**Task directions**
Extract all lines in the data that contain the word "icon".
========================
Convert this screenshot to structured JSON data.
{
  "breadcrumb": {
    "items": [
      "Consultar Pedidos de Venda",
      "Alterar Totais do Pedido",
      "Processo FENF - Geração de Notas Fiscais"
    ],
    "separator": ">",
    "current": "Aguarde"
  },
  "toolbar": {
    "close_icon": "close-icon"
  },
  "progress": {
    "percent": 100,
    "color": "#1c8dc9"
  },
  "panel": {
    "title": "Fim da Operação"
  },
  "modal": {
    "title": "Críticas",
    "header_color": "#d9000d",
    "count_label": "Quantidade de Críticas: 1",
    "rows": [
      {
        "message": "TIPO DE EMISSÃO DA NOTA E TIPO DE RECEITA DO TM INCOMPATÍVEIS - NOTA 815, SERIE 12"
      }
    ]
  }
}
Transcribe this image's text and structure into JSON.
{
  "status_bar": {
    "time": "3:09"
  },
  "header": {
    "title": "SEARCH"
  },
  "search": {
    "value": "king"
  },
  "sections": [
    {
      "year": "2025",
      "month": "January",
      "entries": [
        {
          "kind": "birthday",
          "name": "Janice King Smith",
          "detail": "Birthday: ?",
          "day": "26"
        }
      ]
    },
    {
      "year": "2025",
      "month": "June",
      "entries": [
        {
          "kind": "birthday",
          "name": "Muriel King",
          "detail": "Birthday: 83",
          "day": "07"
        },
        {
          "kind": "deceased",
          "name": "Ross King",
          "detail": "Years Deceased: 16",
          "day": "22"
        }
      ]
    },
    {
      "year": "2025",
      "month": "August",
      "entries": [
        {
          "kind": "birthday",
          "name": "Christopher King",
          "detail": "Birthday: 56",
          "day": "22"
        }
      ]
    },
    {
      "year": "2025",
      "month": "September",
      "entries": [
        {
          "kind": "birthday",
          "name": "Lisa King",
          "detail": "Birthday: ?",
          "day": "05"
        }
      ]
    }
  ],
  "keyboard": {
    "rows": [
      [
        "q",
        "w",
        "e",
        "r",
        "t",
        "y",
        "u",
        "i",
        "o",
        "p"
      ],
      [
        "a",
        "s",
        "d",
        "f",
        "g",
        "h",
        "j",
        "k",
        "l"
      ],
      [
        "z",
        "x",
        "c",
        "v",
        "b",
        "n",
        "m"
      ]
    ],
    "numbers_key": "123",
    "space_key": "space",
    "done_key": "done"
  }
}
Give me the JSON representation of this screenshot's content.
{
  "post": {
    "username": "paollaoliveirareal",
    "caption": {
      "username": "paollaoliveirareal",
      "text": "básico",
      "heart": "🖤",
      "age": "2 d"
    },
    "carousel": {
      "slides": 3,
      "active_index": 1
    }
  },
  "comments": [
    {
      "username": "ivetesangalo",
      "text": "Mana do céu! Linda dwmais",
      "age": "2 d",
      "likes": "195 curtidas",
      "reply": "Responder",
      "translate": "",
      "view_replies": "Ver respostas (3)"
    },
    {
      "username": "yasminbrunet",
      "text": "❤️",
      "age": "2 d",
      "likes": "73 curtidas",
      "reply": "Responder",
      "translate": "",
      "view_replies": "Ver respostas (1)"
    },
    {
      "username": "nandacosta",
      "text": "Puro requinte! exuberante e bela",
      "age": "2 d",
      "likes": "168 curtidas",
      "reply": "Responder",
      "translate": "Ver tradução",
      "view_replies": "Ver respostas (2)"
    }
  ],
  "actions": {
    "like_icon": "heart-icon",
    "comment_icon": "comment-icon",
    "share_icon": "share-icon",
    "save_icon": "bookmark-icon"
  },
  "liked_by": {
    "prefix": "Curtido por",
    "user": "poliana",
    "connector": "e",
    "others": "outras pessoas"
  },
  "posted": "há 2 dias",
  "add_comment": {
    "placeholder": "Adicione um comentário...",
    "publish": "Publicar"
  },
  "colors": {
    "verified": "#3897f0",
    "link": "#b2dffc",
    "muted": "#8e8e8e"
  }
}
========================
**Solution to the problem**
    "close_icon": "close-icon"
    "like_icon": "heart-icon",
    "comment_icon": "comment-icon",
    "share_icon": "share-icon",
    "save_icon": "bookmark-icon"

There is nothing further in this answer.